Review: Hard look at drugs in Indian Country in 'Seventh Fire' (7/22)
State takes blame for sharing Tohono O'odham Nation minutes (7/22)
Pokagon Band debuts expansion of gaming facility in Michigan (7/22)
Karuk Tribe ready for groundbreaking on long-awaited casino (7/22)
California remains a battleground for Indian Child Welfare Act (7/21)
Yurok Tribe launches operation to rid reservation of marijuana (7/21)
Laguna Pueblo loses case linked to military contract kickbacks (7/21)
Cherokee player Koda Glover wins praise in major league debut (7/21)
Education Department hosts Native youth for roundtable in DC (7/21)
Navajo Nation lawmakers approve bill for travel plaza at casino (7/21)
Mark Trahant: Trump's Republican convention is one big failure (7/21)
Native Sun News: Five Rosebud tribal members killed in crash (7/21)
Lakota Country Times: Fire deals setback to Rosebud program (7/21)
Brandon Ecoffey: Carrying the voices of our people to masses (7/21)
Delphine Red Shirt: Our children need to be kept close to home (7/21)
Peter d'Errico: Celebrating the dark side of White 'civilization' (7/21)
Oglala Sioux Tribe confirms shooting death of 13-year-old girl (7/21)
Tribes in Connecticut sponsor cruise for Republican delegates (7/21)
Tribal lobbyist not buying Donald Trump's message of change (7/21)
Mechoopda Tribe aims to work with county on delayed casino (7/21)
Seminole Tribe helps with probe into robbery of casino patron (7/21)
John Schneider: New Little Traverse casino is underwhelming (7/21)
National Indian Gaming Commission reports growth in industry (7/20)
Interior Department sends more money for Cobell scholarships (7/20)
Former chairman of Winnebago Tribe indicted on theft charges (7/20)
Bill John Baker: An endorsement for Hillary Clinton as president (7/20)
Lakota Country Times: Skate competition moves to Pine Ridge (7/20)
Vi Waln: Lateral oppression is far too real for our tribal citizens (7/20)
Clara Caufield: Indian people too often vote with our stomachs (7/20)
Native Sun News Editorial: Improve our relationship with police (7/20)
Steven Newcomb: Focusing on the independence of our nations (7/20)
more headlines...

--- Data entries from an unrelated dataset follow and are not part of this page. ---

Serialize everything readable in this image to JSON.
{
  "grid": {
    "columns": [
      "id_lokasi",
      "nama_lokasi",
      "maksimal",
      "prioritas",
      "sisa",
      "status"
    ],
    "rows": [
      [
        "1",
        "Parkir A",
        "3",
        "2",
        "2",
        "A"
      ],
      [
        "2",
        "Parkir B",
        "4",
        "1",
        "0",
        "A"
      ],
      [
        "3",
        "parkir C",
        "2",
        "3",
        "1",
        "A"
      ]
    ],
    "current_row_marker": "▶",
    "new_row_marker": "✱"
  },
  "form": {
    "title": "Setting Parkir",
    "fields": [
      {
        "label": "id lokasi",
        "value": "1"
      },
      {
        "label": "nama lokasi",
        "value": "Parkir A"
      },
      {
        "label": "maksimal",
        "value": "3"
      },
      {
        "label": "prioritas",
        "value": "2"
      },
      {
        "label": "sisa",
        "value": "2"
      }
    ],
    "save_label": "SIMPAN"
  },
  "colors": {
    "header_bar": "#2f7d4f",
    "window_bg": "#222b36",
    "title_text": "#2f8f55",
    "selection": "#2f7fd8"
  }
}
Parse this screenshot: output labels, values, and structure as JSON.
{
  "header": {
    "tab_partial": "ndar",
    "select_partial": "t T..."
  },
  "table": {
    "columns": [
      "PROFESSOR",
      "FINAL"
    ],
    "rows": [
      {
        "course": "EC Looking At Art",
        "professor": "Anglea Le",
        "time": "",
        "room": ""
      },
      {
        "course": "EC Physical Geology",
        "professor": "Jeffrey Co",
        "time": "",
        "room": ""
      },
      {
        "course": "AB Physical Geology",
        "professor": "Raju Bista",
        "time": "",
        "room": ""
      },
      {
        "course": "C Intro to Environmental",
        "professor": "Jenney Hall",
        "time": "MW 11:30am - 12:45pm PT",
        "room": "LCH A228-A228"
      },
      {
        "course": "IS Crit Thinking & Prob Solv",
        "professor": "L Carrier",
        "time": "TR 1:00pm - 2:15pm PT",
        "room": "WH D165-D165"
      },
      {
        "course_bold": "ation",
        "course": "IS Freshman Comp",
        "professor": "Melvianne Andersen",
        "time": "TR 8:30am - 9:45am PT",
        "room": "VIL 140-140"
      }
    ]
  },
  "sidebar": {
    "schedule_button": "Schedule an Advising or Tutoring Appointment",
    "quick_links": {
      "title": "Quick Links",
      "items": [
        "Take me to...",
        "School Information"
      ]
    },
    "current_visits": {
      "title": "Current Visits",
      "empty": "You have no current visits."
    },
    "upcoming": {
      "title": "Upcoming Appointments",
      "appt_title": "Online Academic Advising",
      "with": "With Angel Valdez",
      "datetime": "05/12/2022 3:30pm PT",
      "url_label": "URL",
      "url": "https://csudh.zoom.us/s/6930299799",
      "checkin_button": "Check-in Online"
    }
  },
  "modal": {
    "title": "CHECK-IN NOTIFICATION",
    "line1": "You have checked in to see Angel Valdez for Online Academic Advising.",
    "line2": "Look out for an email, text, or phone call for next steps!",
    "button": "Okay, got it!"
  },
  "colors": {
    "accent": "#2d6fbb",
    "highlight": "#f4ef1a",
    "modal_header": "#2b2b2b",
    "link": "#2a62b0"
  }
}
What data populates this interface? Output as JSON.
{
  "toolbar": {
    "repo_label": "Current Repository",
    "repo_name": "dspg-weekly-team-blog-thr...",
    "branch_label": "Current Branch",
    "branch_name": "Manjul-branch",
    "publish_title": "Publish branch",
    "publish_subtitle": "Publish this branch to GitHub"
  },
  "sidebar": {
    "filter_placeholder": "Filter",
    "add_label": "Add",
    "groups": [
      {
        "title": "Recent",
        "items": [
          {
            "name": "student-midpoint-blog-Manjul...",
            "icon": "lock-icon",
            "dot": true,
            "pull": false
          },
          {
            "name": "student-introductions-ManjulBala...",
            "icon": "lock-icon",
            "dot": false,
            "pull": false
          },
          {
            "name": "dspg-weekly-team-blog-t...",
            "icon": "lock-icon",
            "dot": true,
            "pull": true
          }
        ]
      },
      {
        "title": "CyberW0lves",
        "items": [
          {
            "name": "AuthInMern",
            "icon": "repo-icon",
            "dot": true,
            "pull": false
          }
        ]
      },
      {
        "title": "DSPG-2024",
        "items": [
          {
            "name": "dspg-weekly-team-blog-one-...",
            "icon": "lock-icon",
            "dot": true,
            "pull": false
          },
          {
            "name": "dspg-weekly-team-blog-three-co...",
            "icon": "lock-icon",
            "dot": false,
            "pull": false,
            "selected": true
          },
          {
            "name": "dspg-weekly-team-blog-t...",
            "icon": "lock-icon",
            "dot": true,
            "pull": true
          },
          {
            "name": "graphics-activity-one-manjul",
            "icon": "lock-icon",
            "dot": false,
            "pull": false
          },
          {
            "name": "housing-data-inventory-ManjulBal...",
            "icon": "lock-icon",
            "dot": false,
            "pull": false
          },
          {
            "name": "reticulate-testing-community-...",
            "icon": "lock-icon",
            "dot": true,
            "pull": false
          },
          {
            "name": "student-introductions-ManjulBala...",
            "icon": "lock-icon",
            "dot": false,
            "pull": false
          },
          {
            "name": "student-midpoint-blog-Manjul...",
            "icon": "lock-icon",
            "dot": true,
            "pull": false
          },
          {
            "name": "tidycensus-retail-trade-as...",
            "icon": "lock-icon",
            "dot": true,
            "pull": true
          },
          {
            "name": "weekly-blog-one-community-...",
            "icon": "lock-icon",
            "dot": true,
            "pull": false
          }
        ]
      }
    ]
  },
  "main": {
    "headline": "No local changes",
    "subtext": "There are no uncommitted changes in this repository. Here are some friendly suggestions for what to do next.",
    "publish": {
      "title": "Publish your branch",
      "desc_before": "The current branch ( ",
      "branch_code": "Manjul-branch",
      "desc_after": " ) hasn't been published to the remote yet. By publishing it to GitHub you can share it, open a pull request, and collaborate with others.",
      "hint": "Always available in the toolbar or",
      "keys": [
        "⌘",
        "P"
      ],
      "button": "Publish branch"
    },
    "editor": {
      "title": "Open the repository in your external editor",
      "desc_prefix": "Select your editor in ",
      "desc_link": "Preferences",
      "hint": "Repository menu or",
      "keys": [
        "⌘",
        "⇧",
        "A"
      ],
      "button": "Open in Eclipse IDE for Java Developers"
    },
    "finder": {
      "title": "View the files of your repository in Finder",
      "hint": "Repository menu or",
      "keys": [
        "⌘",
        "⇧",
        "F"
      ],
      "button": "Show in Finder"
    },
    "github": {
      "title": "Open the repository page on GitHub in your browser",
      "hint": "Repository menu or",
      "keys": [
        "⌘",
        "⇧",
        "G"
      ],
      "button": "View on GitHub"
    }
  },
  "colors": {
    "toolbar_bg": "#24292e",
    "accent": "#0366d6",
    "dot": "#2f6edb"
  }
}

Home | Arts & Entertainment | Business | Canada | Cobell Lawsuit | Education | Environment | Federal Recognition | Federal Register | Forum | Health | Humor | Indian Gaming | Indian Trust | Jack Abramoff Scandal | Jobs & Notices | Law | National | News | Opinion | Politics | Sports | Technology | World

Indianz.Com Terms of Service | Indianz.Com Privacy Policy
About Indianz.Com | Advertise on Indianz.Com

Indianz.Com is a product of Noble Savage Media, LLC and Ho-Chunk, Inc.